Roger Federer
Roger Federer has yet to drop a set in this year's Australian Open. Reuters

For Australians, there is surely only one match on their mind on Day Six of their home grand slam.

Bernard Tomic, the bright, but controversial, hope of Australian tennis takes on the sport’s greatest ever player, Roger Federer, in the first of the evening matches on Rod Laver Arena.

The pair also met a round later last year in Melbourne, with Federer coming out on top as he has done in all three of his meetings with the talented 20-year-old.

While he looks to put some of his problems off the court behind him, Tomic has also made improvements in his game in the past year and notably is yet to lose his serve in his two matches so far at the this Australian Open.

But Federer has cruised through to the third round and, while Tomic is likelier to give him a sterner test than the straight-sets romp last year, the second seed’s enduring class will likely see him prevail.

Ricardas Berankis, for whom big things were once predicted, faces another of the title contenders in third seed Andy Murray. The Lithuanian, 22, has been bothered by persistent injuries in recent times, but he has looked in fine form as he came through qualifying in Melbourne before comfortably disposing of 25th seed Florian Mayer in the second round.

Murray, though, is well versed in what Berankis brings to the court, having practiced with his third-round opponent on several occasions.

There should be little problem for two of the favorites for the women’s title, Serena Williams and Victoria Azarenka, as they play their third-round matches on Saturday.

Williams has never met Japan’s 72nd ranked Ayumi Morita, but she looks set to repeat the dominance of her first two rounds in Australia that have seen her lose just two games.

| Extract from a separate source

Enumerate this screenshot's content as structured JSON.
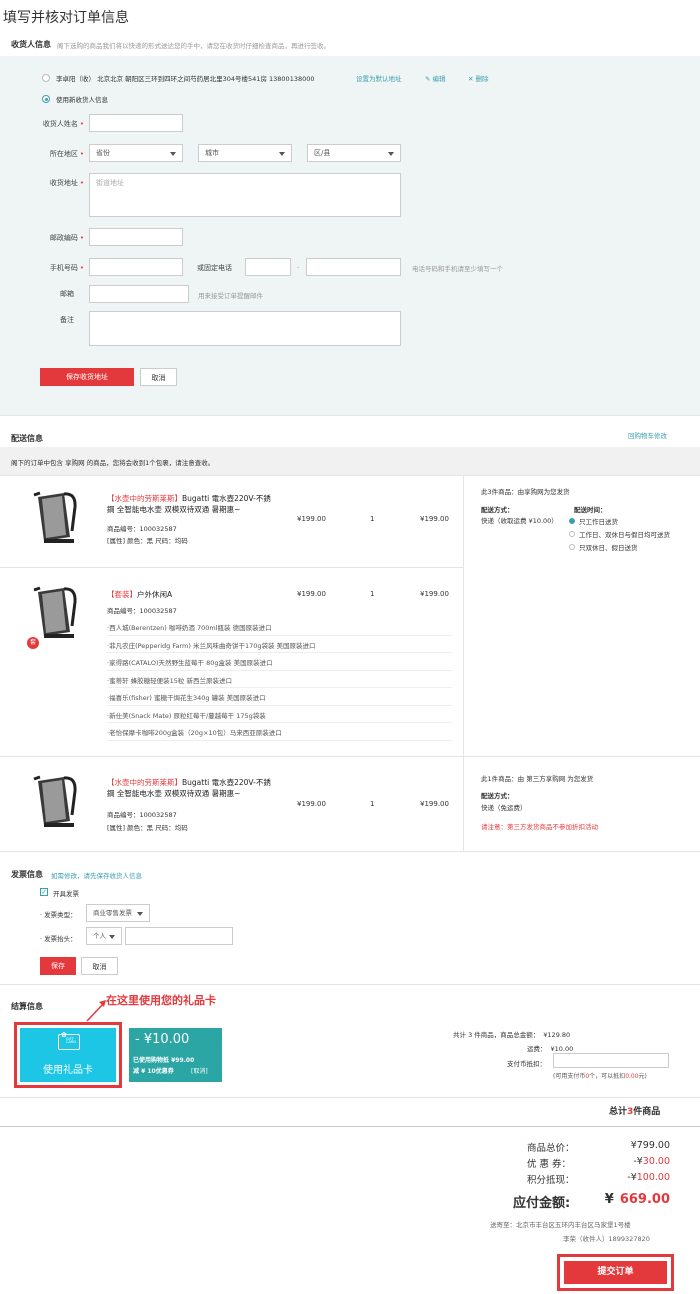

Azarenka’s opponent, American Jamie Hampton, enjoyed a breakthrough year last year as she moved inside the world’s top 100. The 23-year-old has already achieved her best ever grand slam result this week, but has her work cut out to prevent the world No. 1 from marching on with something to spare.

Another young American will also be in the spotlight, with Sloane Stephens taking part in a battle of the promising teenagers against Britain’s Laura Robson.

The two met for the first of what could be many occasions two weeks ago with Stephens coming out on top. Stephens, almost a year older than her opponent, looks to be slightly ahead in her development at this stage, but Robson should take a lot of confidence from her nail-biting 11-9 final-set victory over former Wimbledon champion Petra Kvitova in the last round.

Where to watch: The sixth day of play at the Australian Open will get underway at 7 p.m. ET on Friday. Coverage will begin on the Tennis Channel, before switching to ESPN2. A live stream of multiple courts can be viewed throughout the day’s action on ESPN3.